Rocket Man: Robert H. Goddard and the Birth of the Space Age, by David A. Clary. Hyperion. 368 pages. $24.95.
It's tempting, when retelling the story of the pioneers of modern science, to portray them as prescient, dedicated in the face of doubters, beloved by their peers and selfless in the pursuit of knowledge.
Not long after word got out about his first rocket experiments in a Massachusetts farm field, Americans began to regard Robert H. Goddard as such a pioneer. Sensational press coverage, which he scarcely discouraged, had people around the world anticipating that a moon shot was imminent in the 1920s. And the attention rarely waned.
After World War II, through the dogged efforts of his widow and friends, he was enshrined in the public mind as the father of rocketry and of all the Cold War missiles, artificial satellites and space exploration that rockets made possible. His place is officially acknowledged at NASA's Goddard Space Flight Center, in Greenbelt.
But his real accomplishments lagged behind the public imagination, and in his new book on Goddard, David A. Clary applies a valuable reality check. While acknowledging Goddard's many engineering firsts, Clary, a former government historian who also writes on military and scientific topics, provides an unflinching assessment of the man's human and scientific shortcomings.
For example, Goddard was the first to demonstrate that a rocket could produce thrust in the vacuum of space. He also built and flew the first liquid-fueled rocket, the first with guidance systems, turbopumps and clustered engines - all key to today's launch systems.
But Clary makes clear that rocketry had other parents working hard on parallel tracks in Russia and in Nazi Germany. Nazi rocketeers were later enlisted as co-founders of America's missile and space programs.

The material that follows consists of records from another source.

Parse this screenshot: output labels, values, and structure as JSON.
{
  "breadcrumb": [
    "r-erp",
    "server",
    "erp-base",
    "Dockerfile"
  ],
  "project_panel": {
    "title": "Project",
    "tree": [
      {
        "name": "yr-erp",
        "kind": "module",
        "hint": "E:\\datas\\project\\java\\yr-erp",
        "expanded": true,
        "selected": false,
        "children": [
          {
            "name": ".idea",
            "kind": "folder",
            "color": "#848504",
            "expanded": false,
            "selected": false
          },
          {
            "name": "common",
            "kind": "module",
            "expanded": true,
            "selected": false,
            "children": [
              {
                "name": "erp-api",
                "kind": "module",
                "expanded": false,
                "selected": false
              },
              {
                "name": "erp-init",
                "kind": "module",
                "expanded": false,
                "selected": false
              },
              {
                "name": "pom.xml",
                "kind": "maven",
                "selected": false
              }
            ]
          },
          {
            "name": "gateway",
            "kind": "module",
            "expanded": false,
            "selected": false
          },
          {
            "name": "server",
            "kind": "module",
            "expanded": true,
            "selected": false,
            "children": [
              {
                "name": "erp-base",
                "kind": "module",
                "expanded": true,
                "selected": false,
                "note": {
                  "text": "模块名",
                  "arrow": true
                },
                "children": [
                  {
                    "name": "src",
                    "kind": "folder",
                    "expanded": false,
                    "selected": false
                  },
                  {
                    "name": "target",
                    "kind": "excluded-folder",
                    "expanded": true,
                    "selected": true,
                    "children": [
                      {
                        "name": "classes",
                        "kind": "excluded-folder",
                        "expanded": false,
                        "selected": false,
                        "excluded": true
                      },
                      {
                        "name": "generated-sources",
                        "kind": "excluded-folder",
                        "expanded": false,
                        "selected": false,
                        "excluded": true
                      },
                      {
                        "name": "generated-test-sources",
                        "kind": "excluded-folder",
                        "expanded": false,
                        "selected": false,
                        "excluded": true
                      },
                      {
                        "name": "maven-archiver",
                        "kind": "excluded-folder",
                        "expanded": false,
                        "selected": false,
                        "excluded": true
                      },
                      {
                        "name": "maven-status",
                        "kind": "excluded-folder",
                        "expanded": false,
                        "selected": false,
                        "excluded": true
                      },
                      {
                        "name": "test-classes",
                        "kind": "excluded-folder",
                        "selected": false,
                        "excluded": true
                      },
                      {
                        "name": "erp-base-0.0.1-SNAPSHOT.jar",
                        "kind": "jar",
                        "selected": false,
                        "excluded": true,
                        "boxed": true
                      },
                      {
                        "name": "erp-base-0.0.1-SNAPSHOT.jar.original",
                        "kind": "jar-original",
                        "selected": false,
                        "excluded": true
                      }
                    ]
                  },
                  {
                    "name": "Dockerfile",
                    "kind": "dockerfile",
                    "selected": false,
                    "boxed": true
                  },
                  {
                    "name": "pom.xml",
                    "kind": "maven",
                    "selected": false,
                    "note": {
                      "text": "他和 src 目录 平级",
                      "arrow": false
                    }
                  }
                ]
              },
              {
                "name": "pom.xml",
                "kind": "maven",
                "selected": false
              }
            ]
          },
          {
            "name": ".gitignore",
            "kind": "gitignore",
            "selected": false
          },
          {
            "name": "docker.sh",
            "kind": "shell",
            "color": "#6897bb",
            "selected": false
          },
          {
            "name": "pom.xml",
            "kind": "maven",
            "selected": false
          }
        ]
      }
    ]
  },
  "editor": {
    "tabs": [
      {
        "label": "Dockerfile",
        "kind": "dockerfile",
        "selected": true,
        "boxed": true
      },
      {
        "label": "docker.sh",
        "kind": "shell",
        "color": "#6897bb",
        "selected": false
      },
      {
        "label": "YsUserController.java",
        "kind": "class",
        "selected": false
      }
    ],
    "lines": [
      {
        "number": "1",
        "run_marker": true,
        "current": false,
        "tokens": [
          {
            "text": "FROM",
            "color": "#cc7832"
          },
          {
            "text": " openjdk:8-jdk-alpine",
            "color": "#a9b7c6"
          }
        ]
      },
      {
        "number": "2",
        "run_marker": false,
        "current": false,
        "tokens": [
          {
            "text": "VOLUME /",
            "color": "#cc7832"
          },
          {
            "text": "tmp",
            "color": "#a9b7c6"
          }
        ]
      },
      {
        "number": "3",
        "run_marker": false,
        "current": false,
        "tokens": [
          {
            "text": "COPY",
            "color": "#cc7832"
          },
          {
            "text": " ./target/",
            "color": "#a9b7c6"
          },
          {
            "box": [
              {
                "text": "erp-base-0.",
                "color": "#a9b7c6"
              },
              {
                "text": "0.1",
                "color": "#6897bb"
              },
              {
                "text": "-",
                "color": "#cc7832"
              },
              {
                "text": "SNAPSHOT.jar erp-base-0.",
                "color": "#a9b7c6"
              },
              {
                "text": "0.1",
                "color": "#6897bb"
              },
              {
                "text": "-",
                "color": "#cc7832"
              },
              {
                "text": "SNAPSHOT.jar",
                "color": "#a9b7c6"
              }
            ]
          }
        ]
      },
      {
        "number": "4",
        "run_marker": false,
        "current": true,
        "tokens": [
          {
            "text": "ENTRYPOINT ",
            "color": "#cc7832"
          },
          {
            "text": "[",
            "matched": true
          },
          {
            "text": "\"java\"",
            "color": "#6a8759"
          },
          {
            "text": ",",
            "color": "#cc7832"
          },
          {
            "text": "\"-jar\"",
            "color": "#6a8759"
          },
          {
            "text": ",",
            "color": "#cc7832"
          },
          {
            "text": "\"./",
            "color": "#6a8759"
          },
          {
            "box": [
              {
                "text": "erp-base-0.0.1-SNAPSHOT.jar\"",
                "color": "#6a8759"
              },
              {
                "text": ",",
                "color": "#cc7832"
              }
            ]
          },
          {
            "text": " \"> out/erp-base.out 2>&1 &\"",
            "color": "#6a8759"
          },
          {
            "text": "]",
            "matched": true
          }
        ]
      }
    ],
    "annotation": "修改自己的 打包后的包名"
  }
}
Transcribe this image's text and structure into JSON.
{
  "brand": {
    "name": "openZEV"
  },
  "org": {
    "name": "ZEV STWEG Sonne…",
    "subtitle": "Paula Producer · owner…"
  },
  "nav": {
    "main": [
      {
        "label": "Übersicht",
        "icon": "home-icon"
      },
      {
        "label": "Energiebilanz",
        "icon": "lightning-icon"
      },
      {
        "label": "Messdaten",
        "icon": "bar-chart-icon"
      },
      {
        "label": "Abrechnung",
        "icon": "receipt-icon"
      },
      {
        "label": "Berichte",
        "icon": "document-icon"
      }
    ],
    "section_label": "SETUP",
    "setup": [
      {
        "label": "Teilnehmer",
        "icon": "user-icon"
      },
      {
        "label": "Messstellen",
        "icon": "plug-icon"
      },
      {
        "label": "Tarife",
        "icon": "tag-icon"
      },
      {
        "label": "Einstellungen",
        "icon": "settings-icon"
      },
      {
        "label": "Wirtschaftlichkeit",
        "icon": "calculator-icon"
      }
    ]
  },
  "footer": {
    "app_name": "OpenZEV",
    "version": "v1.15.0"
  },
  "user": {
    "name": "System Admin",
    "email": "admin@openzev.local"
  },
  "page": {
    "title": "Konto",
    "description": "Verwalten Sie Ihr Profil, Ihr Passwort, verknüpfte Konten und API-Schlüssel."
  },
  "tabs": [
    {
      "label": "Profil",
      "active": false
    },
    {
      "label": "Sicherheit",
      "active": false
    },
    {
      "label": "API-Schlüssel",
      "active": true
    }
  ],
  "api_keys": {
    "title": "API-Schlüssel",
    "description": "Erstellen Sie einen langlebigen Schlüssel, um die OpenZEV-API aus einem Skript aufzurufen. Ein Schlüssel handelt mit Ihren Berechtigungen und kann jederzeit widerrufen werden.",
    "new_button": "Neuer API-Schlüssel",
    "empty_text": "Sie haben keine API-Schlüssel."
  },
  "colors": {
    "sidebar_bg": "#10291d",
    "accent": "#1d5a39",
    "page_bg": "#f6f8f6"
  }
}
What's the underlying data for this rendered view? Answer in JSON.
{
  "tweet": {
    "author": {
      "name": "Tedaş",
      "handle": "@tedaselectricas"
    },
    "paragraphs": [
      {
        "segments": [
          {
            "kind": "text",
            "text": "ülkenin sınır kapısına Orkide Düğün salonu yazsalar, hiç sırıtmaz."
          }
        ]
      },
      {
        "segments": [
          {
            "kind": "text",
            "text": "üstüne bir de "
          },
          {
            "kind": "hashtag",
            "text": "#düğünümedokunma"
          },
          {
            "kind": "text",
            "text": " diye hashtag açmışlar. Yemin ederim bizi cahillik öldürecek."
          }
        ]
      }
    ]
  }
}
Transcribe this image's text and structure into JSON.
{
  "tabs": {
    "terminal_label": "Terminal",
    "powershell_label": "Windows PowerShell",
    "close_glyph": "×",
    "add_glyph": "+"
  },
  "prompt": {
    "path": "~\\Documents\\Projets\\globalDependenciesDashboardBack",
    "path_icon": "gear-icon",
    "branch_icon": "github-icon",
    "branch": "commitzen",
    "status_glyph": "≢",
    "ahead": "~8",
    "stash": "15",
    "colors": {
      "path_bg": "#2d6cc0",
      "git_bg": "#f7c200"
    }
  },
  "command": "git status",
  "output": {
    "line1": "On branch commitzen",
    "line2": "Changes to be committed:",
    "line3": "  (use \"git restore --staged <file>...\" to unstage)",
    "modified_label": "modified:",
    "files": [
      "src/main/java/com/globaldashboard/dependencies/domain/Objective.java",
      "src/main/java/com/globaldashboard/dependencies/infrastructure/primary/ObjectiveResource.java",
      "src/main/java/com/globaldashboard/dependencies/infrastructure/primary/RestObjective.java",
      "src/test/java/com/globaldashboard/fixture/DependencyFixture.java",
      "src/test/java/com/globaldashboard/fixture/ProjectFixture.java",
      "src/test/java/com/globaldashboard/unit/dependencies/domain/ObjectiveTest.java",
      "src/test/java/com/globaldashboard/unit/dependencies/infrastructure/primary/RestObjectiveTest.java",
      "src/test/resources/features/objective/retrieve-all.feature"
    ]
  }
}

Goddard was often his own worst enemy: stubborn, disorganized, egotistical, too slow to abandon a failed concept and too quick to put his own financial security first. Most unforgivably, he jealously refused to share all that he was learning with others the government enlisted in the effort, breaking one of the first rules of scientific research.
In the end, Goddard never launched a rocket that flew more than 9,000 feet high, and the Nazis won the race to turn the technology into weaponry.
The best parts of Clary's thorough, occasionally tedious account are those that deal most directly with this endearing, if exasperating, genius, whose single-minded optimism defied a seemingly endless series of fizzles and explosions.
Goddard was steeped in the works of H.G. Wells and Jules Verne, and he wrote with almost childlike imagination about multistage rockets, solar power, ion-propulsion, multiple warheads, suspended animation for lengthy voyages and the advantages of liquid hydrogen and liquid oxygen as fuels, all before World War I.
Clary's book bogs down too often in his exhaustive recounting of the campus politics and bureaucratic wrangles over grants and government contracts that plagued our hero.
But then, that's a reality that today's would-be scientific pioneers may find hauntingly familiar.
Frank D. Roylance, a Sun science reporter, has written about space and astronomy for more than a decade.